REQUIRED ACTION:
Print the data verbatim. Leave every image out.

━━━━━━━━━━━━━━━━━━━━━━━━━━━━━━

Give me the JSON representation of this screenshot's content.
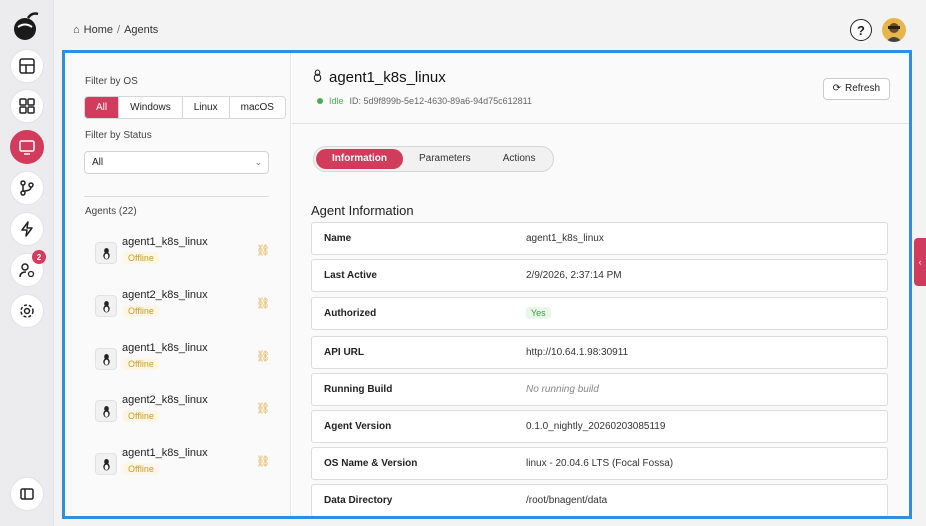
{
  "breadcrumb": {
    "home": "Home",
    "separator": "/",
    "current": "Agents"
  },
  "rail": {
    "items": [
      "dashboard-icon",
      "grid-icon",
      "monitor-icon",
      "branch-icon",
      "lightning-icon",
      "user-settings-icon",
      "gear-icon"
    ],
    "active": "monitor-icon",
    "user_badge": "2",
    "bottom": "sidebar-toggle-icon"
  },
  "filters": {
    "os_label": "Filter by OS",
    "os_options": [
      "All",
      "Windows",
      "Linux",
      "macOS"
    ],
    "os_selected": "All",
    "status_label": "Filter by Status",
    "status_value": "All"
  },
  "agents": {
    "header": "Agents (22)",
    "items": [
      {
        "name": "agent1_k8s_linux",
        "status": "Offline"
      },
      {
        "name": "agent2_k8s_linux",
        "status": "Offline"
      },
      {
        "name": "agent1_k8s_linux",
        "status": "Offline"
      },
      {
        "name": "agent2_k8s_linux",
        "status": "Offline"
      },
      {
        "name": "agent1_k8s_linux",
        "status": "Offline"
      }
    ]
  },
  "detail": {
    "title": "agent1_k8s_linux",
    "status": "Idle",
    "id": "ID: 5d9f899b-5e12-4630-89a6-94d75c612811",
    "refresh_label": "Refresh",
    "tabs": [
      "Information",
      "Parameters",
      "Actions"
    ],
    "active_tab": "Information",
    "section_title": "Agent Information",
    "rows": [
      {
        "key": "Name",
        "value": "agent1_k8s_linux"
      },
      {
        "key": "Last Active",
        "value": "2/9/2026, 2:37:14 PM"
      },
      {
        "key": "Authorized",
        "value": "Yes"
      },
      {
        "key": "API URL",
        "value": "http://10.64.1.98:30911"
      },
      {
        "key": "Running Build",
        "value": "No running build"
      },
      {
        "key": "Agent Version",
        "value": "0.1.0_nightly_20260203085119"
      },
      {
        "key": "OS Name & Version",
        "value": "linux - 20.04.6 LTS (Focal Fossa)"
      },
      {
        "key": "Data Directory",
        "value": "/root/bnagent/data"
      }
    ]
  },
  "colors": {
    "accent": "#d13b5c",
    "focus_border": "#2f8fde",
    "idle": "#4caf50",
    "offline": "#c99a2a"
  }
}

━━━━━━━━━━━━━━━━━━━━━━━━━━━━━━

FINISHED EXERCISE:
Give me the JSON representation of this screenshot's content.
{
  "breadcrumb": {
    "home": "Home",
    "separator": "/",
    "current": "Agents"
  },
  "rail": {
    "items": [
      "dashboard-icon",
      "grid-icon",
      "monitor-icon",
      "branch-icon",
      "lightning-icon",
      "user-settings-icon",
      "gear-icon"
    ],
    "active": "monitor-icon",
    "user_badge": "2",
    "bottom": "sidebar-toggle-icon"
  },
  "filters": {
    "os_label": "Filter by OS",
    "os_options": [
      "All",
      "Windows",
      "Linux",
      "macOS"
    ],
    "os_selected": "All",
    "status_label": "Filter by Status",
    "status_value": "All"
  },
  "agents": {
    "header": "Agents (22)",
    "items": [
      {
        "name": "agent1_k8s_linux",
        "status": "Offline"
      },
      {
        "name": "agent2_k8s_linux",
        "status": "Offline"
      },
      {
        "name": "agent1_k8s_linux",
        "status": "Offline"
      },
      {
        "name": "agent2_k8s_linux",
        "status": "Offline"
      },
      {
        "name": "agent1_k8s_linux",
        "status": "Offline"
      }
    ]
  },
  "detail": {
    "title": "agent1_k8s_linux",
    "status": "Idle",
    "id": "ID: 5d9f899b-5e12-4630-89a6-94d75c612811",
    "refresh_label": "Refresh",
    "tabs": [
      "Information",
      "Parameters",
      "Actions"
    ],
    "active_tab": "Information",
    "section_title": "Agent Information",
    "rows": [
      {
        "key": "Name",
        "value": "agent1_k8s_linux"
      },
      {
        "key": "Last Active",
        "value": "2/9/2026, 2:37:14 PM"
      },
      {
        "key": "Authorized",
        "value": "Yes"
      },
      {
        "key": "API URL",
        "value": "http://10.64.1.98:30911"
      },
      {
        "key": "Running Build",
        "value": "No running build"
      },
      {
        "key": "Agent Version",
        "value": "0.1.0_nightly_20260203085119"
      },
      {
        "key": "OS Name & Version",
        "value": "linux - 20.04.6 LTS (Focal Fossa)"
      },
      {
        "key": "Data Directory",
        "value": "/root/bnagent/data"
      }
    ]
  },
  "colors": {
    "accent": "#d13b5c",
    "focus_border": "#2f8fde",
    "idle": "#4caf50",
    "offline": "#c99a2a"
  }
}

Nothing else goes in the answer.